How many nerds does it take to make a happy couple?
Most of you have probably heard of me from my recent success on Jeopardy! and have probably concluded from that success that I am a huge nerd and any woman who would marry me must be as well.
This is an accurate conclusion. My wife Eliza Blair ’07 and I not only graduated from Swarthmore, one of the nerdiest of the small liberal arts colleges (a very nerdy American institution), but we were both active members of SWIL, the Swarthmore Warders of Imaginative Literature, the ancestor organization of today’s Psi Phi, the Swarthmore club that serves as a haven for nerds—in other words, we were the nerdiest of the nerdiest among nerds.
We were technically “nonmembers” of SWIL—SWIL defined itself such that everyone in the world who hadn’t joined SWIL was a “member” while those who did became “nonmembers” by being “dismembered” and having a limb ceremonially (through pantomime) removed. This was neither the silliest nor the most gratuitously difficult-to-explain tradition in SWIL.
Perhaps the best known of these crazy traditions is the massive all-campus live-action role-playing event—the Pterodactyl Hunt (which still takes place to this day). We both played many different fantasy monsters in the hunt—Eliza’s most memorable turn was as the Werewolf (though she looked a bit more like Peter Criss’ “Cat Man” character in the rock band KISS). I donned wings and a beak made of newspaper to play the Phoenix, whose job was to provide journalistic documentation of the hunt.
Eliza eventually rose through the ranks to become one of SWIL’s co-presidents, charged with keeping whatever order she could over our inherently disorderly bunch of social misfits, whereas I was SWIL’s resident troublemaker and gadfly, intent on stoking chaos, discord, and drama wherever I found it. (That trait also incidentally led to my graduating two years late from Swarthmore.) This ideological opposition made us at first bitter enemies, then somehow bizarrely led to our falling in love.
Really, I blame the Dungeons and Dragons campaign we were in. Our characters started dating before we did—when my character, a killer robot struggling to develop a conscience, was assigned to watch over the dead body of her character, a shapeshifter afflicted with mental illness, while it was being resurrected by dark magic.
That’s the kind of experience that creates a lasting bond—a bond that has now outlasted both our careers at Swarthmore College, the original incarnation of SWIL, now reborn as Psi Phi, and has now lasted well into my career as a viral Internet celebrity.

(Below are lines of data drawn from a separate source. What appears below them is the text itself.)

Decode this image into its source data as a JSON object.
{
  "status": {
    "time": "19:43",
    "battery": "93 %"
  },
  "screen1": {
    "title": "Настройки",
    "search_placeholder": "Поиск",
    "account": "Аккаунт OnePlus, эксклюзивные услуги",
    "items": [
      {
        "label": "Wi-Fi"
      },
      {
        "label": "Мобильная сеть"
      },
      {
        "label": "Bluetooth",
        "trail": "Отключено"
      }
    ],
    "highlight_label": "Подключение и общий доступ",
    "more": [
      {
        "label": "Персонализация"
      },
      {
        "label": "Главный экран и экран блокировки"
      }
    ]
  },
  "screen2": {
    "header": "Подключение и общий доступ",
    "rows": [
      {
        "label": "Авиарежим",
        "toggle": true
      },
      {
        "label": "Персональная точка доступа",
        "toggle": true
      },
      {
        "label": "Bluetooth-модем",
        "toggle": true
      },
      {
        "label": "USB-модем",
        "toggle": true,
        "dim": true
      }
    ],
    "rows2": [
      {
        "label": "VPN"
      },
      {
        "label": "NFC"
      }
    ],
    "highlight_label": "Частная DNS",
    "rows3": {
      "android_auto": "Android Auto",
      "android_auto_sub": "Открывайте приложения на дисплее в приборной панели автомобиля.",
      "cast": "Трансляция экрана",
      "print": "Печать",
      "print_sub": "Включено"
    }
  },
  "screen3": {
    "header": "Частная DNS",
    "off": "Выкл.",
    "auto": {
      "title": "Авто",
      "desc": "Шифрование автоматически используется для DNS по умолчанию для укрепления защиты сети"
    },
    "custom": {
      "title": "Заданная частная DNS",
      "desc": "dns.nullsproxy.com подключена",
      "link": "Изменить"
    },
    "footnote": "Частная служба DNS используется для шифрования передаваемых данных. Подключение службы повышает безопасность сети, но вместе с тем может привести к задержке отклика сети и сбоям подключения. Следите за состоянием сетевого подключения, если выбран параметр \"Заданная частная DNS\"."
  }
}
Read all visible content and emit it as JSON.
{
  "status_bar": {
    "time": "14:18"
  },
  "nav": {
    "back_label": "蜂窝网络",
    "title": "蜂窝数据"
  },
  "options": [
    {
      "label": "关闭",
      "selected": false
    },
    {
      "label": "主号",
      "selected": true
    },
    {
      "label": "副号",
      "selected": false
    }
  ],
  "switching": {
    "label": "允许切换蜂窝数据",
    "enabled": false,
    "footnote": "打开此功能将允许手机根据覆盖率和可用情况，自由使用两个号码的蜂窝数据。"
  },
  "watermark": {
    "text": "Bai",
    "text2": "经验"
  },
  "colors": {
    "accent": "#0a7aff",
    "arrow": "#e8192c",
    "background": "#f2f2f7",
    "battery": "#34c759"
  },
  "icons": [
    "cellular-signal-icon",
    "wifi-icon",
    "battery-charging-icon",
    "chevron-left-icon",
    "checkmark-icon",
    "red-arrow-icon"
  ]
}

Here’s hoping it lasts many more years filled with science fiction novels, mash-ups, light-saber duels, trivia games, and cats.